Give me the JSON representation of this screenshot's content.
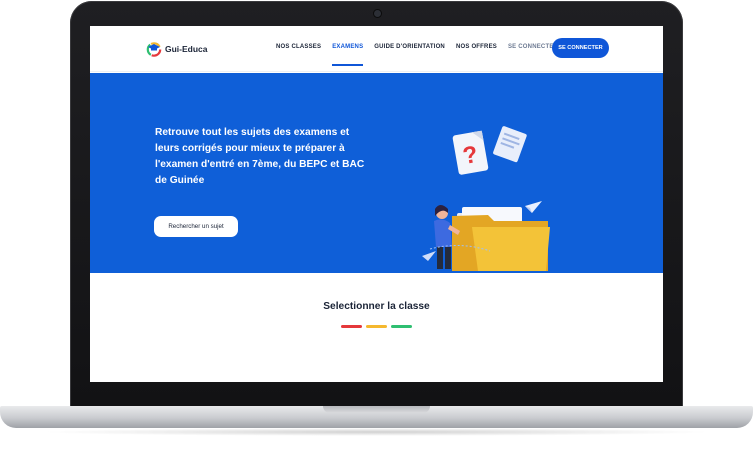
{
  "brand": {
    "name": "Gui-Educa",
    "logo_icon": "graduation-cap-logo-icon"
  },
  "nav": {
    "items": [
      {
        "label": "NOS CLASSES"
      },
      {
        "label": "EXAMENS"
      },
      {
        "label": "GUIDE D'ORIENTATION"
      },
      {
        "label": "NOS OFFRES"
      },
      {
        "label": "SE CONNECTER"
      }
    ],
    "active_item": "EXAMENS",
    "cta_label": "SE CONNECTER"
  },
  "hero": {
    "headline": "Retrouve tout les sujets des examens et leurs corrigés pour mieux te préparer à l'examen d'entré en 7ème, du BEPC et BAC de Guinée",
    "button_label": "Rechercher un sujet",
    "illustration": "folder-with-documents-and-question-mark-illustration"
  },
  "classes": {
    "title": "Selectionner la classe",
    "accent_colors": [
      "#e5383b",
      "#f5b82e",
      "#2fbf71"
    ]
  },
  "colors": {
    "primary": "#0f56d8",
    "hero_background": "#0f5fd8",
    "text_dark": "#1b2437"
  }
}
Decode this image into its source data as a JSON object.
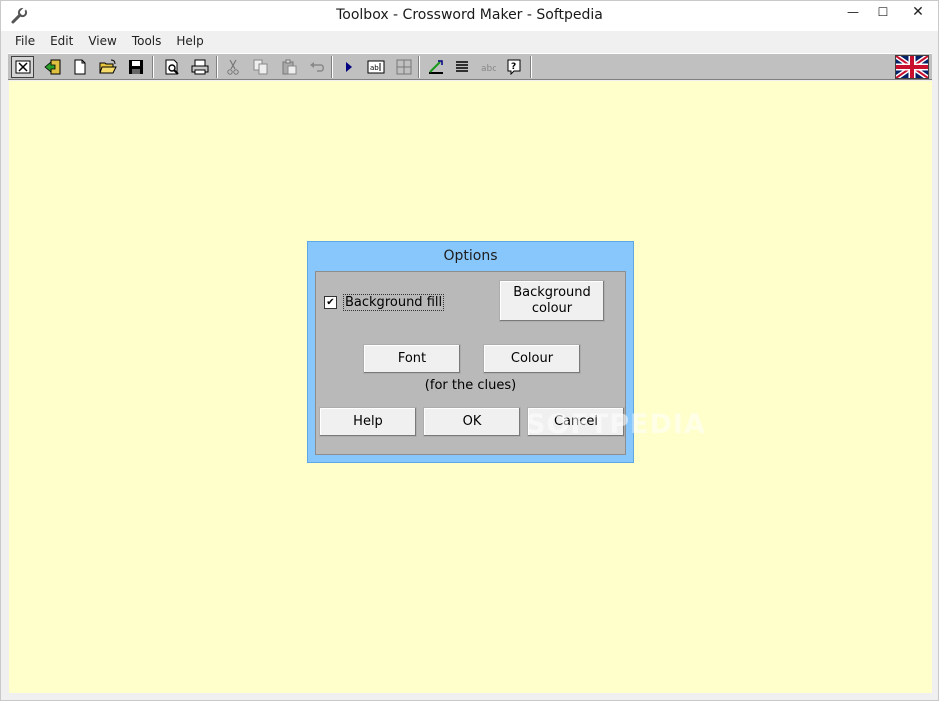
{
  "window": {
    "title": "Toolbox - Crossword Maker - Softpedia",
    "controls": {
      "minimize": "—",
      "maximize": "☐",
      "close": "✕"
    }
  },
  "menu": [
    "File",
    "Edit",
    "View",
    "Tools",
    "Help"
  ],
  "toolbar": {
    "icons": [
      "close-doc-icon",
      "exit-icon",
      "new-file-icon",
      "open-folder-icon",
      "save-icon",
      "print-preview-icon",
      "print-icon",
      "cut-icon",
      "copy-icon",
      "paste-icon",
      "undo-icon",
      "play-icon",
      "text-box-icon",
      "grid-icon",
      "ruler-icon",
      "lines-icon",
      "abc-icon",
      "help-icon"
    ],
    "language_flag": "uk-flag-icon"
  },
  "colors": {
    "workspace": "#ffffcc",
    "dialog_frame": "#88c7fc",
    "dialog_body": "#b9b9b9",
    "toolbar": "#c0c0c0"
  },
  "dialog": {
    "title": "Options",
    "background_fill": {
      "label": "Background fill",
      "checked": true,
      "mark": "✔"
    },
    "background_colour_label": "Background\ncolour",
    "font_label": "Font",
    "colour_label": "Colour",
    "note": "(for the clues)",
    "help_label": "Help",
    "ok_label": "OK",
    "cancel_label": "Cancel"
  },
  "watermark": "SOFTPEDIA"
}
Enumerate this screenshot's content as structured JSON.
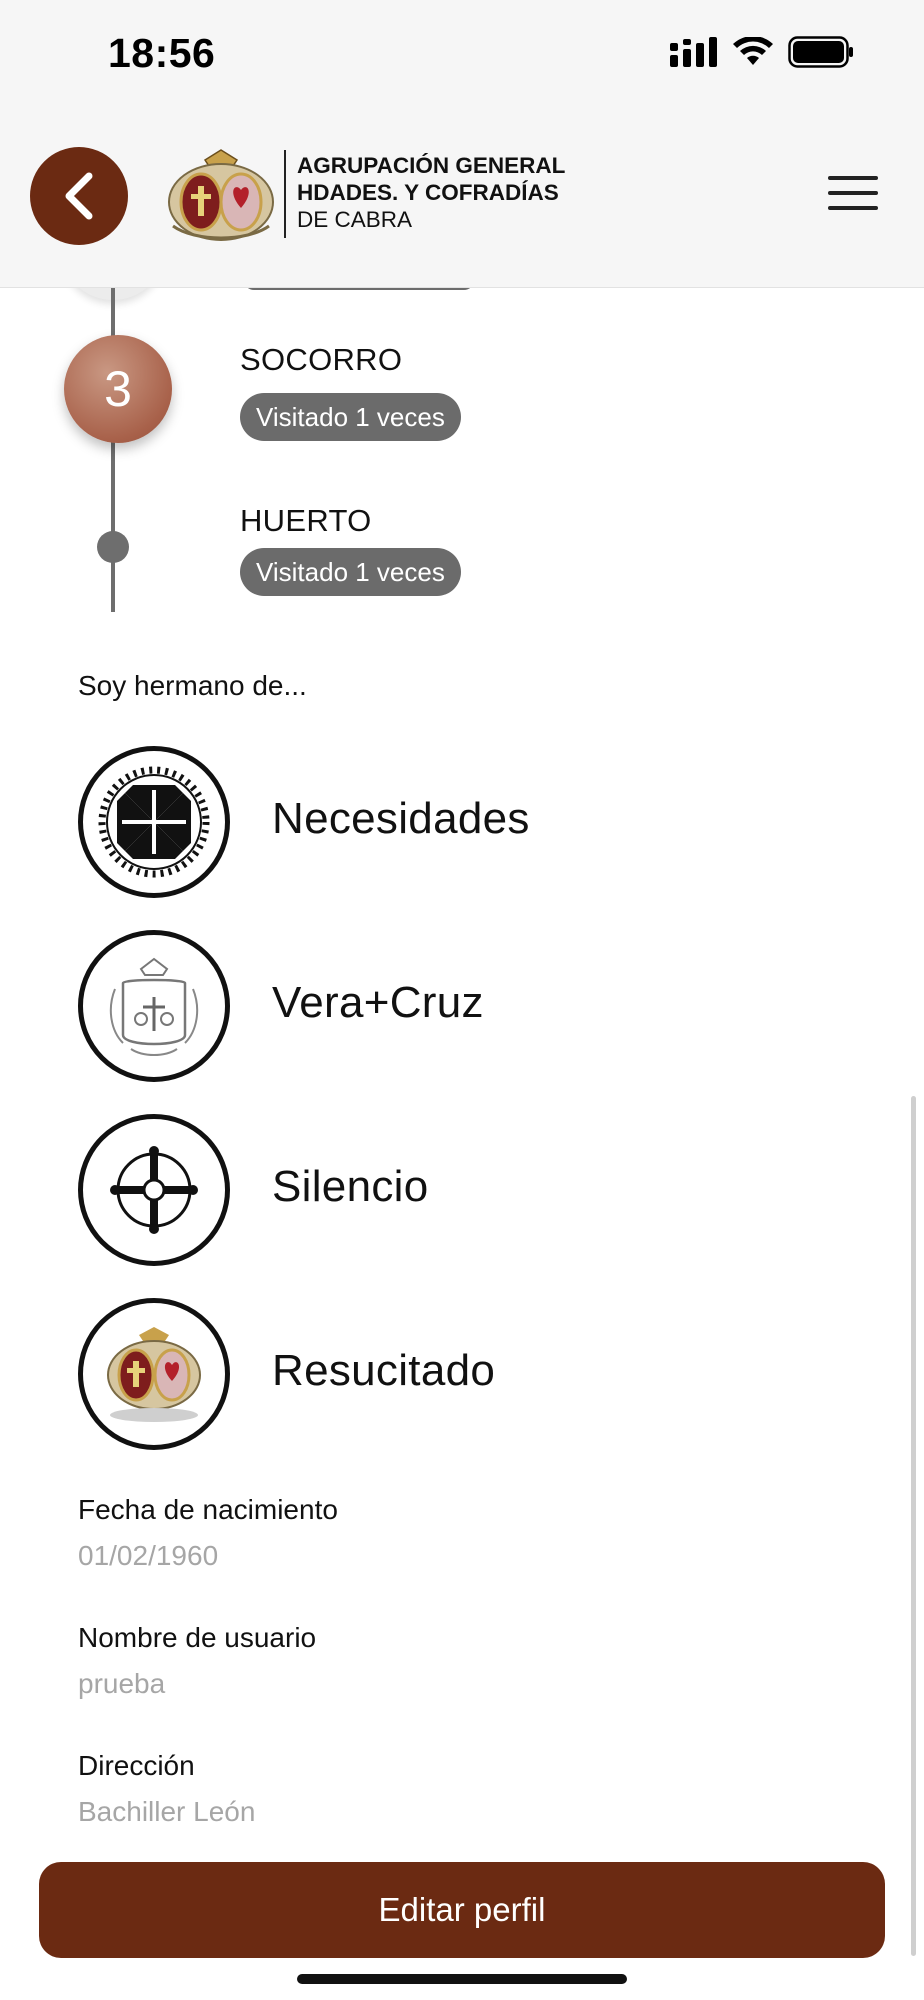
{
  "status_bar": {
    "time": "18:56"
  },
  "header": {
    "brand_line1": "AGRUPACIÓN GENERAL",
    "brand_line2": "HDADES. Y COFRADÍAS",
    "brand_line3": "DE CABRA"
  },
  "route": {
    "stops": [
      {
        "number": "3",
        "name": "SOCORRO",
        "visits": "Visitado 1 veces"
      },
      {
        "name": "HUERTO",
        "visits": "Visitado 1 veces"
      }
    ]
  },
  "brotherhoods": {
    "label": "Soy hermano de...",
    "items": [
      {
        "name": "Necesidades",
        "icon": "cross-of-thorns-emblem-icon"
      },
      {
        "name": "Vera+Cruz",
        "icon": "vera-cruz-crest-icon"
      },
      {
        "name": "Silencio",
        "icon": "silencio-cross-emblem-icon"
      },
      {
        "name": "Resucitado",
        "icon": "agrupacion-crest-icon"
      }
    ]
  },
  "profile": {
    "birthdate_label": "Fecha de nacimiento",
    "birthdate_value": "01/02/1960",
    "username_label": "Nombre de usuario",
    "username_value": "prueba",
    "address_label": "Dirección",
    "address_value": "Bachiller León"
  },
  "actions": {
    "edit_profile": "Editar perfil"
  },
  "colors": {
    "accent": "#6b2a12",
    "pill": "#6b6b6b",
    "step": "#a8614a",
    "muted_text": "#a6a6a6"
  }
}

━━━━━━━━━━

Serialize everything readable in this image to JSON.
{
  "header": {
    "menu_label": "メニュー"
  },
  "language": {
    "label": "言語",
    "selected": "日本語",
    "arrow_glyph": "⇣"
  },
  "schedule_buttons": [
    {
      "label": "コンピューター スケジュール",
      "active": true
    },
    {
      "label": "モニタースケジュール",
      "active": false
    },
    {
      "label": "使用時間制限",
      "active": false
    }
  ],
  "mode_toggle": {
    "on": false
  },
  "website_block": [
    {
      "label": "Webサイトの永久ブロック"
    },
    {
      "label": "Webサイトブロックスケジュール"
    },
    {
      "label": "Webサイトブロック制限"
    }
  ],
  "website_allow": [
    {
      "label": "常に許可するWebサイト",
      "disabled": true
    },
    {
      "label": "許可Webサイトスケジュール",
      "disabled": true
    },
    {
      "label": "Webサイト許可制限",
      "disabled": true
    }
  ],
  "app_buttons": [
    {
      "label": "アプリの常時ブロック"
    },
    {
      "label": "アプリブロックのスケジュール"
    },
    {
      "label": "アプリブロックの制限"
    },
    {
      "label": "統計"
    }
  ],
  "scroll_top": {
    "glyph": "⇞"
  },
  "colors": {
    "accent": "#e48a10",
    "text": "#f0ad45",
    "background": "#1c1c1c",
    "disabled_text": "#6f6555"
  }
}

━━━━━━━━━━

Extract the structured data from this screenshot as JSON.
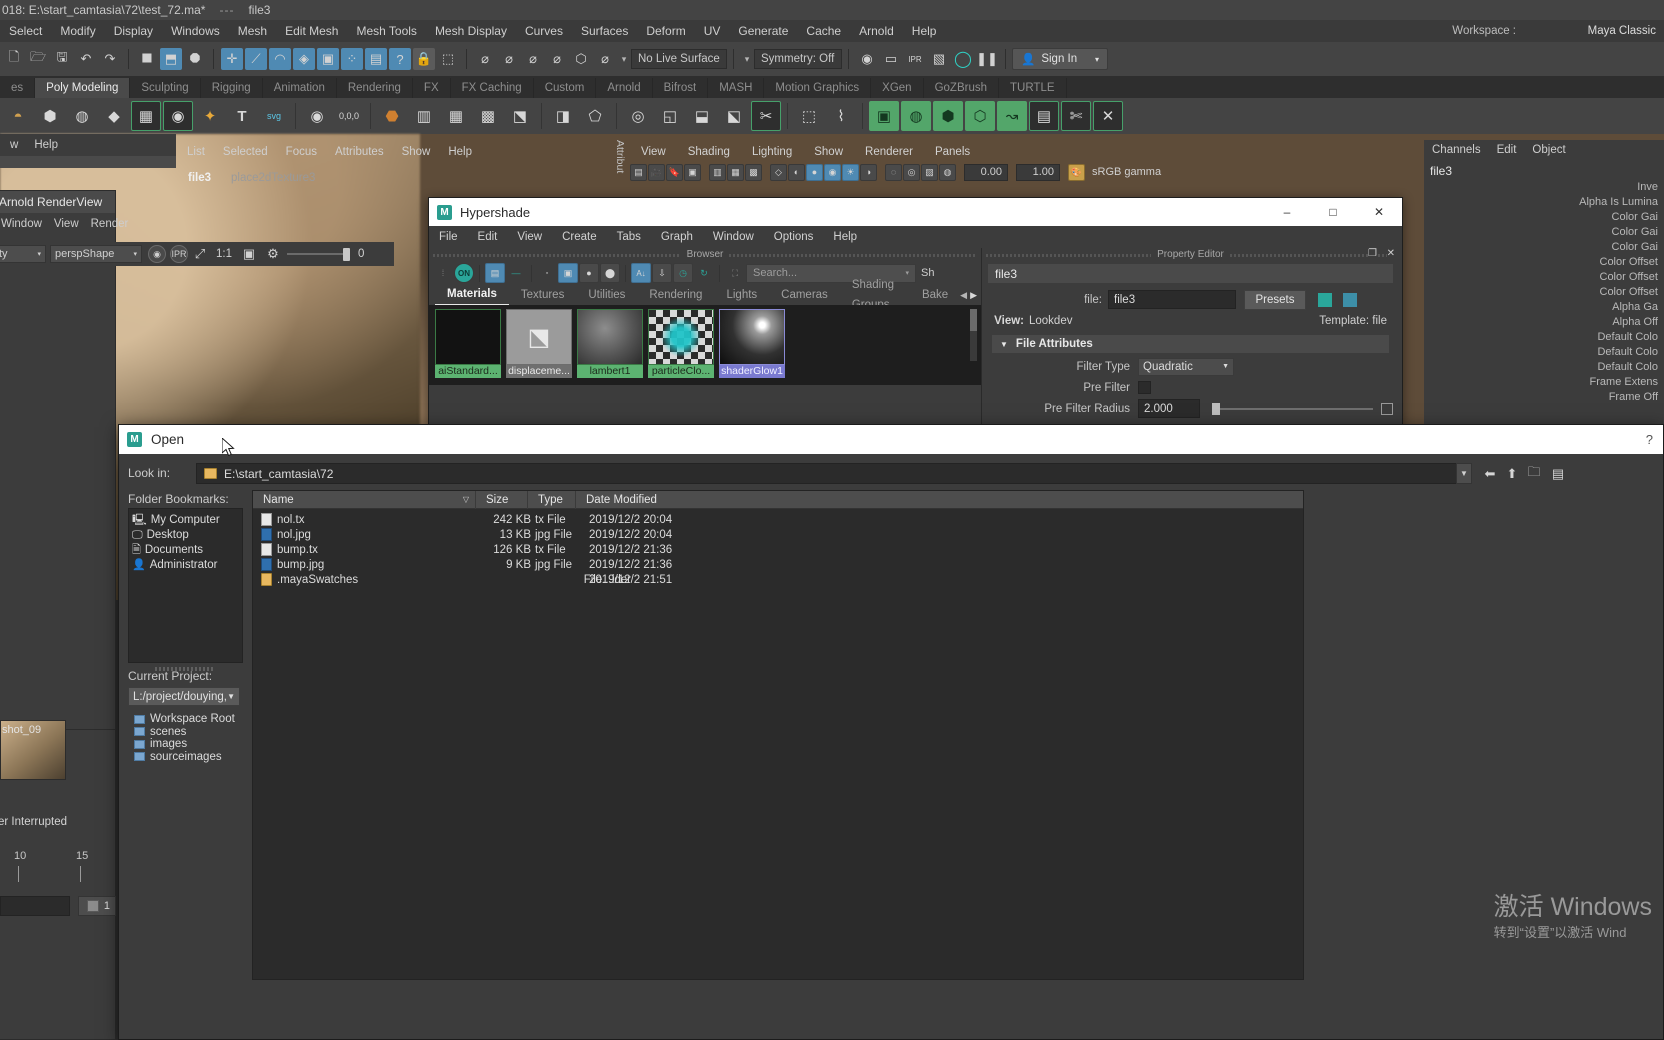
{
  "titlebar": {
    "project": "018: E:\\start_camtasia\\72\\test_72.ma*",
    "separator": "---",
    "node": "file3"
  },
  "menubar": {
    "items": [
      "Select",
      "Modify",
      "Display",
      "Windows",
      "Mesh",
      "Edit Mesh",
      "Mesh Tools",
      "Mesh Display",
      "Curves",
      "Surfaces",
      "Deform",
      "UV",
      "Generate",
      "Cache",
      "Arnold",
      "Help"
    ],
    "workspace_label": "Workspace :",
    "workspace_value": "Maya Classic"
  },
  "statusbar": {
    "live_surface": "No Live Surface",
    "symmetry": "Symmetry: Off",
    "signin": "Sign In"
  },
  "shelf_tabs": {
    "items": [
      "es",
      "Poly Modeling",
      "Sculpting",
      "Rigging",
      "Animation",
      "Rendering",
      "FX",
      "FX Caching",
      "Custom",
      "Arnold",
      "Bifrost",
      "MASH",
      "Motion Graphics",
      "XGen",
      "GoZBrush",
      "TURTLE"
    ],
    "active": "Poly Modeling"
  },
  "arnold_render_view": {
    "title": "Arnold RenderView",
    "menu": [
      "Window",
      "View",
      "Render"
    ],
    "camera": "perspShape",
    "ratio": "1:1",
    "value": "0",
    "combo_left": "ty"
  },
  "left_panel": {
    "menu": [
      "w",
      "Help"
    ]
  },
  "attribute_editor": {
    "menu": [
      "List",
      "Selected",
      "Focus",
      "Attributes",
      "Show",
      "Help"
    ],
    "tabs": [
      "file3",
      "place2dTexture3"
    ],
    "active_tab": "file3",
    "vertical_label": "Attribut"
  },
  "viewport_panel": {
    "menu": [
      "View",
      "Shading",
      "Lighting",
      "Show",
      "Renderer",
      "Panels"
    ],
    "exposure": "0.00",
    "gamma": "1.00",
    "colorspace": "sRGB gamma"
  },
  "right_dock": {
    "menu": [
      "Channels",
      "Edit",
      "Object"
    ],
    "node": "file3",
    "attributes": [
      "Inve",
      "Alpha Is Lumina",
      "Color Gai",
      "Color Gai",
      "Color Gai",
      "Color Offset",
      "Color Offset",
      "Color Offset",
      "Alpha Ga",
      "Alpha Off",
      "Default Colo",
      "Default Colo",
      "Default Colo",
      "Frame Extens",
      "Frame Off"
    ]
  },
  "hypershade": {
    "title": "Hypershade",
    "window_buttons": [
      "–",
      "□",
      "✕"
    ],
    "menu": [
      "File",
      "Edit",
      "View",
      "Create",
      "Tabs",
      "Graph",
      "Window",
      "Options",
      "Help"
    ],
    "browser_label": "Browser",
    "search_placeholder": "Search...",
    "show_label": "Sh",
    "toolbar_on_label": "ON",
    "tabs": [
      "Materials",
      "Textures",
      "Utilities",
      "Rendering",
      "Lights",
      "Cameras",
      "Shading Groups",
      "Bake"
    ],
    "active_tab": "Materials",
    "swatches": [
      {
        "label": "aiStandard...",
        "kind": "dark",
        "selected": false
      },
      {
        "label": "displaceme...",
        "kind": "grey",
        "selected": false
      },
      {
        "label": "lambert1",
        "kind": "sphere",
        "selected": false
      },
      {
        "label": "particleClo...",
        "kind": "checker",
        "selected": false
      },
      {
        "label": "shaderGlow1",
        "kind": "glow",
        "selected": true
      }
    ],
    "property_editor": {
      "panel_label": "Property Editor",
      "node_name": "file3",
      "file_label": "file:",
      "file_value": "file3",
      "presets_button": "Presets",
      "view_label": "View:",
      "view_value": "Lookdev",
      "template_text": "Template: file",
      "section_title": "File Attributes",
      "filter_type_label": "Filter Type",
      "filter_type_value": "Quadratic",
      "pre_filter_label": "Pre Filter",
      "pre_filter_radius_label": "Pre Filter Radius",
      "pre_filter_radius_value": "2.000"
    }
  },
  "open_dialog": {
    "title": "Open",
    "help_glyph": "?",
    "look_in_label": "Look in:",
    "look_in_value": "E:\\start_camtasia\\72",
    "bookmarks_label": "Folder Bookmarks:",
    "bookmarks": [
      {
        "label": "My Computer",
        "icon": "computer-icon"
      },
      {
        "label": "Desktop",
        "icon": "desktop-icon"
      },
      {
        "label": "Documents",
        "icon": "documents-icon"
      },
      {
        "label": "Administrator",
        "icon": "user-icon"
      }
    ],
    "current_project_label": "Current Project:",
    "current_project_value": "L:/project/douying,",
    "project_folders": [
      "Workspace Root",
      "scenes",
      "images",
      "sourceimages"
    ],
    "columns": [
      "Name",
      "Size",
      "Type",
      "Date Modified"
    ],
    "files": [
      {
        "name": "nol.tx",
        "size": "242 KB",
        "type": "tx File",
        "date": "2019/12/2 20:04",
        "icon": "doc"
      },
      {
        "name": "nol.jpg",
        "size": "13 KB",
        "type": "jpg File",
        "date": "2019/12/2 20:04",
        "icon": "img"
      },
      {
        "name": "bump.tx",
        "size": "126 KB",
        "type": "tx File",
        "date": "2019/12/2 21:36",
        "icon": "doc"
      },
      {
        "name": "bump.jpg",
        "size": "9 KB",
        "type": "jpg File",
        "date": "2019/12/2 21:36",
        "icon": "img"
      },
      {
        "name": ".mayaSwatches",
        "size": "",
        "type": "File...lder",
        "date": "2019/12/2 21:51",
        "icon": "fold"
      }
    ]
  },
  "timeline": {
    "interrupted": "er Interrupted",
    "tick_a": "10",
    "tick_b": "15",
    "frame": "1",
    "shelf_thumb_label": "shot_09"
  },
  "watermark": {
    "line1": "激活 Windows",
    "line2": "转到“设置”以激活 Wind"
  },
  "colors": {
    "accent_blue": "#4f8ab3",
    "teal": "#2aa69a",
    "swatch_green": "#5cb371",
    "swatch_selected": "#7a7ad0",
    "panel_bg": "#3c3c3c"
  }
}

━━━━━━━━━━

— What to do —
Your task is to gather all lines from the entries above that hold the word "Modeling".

— Solution to the problem —
      "Poly Modeling",
    "active": "Poly Modeling"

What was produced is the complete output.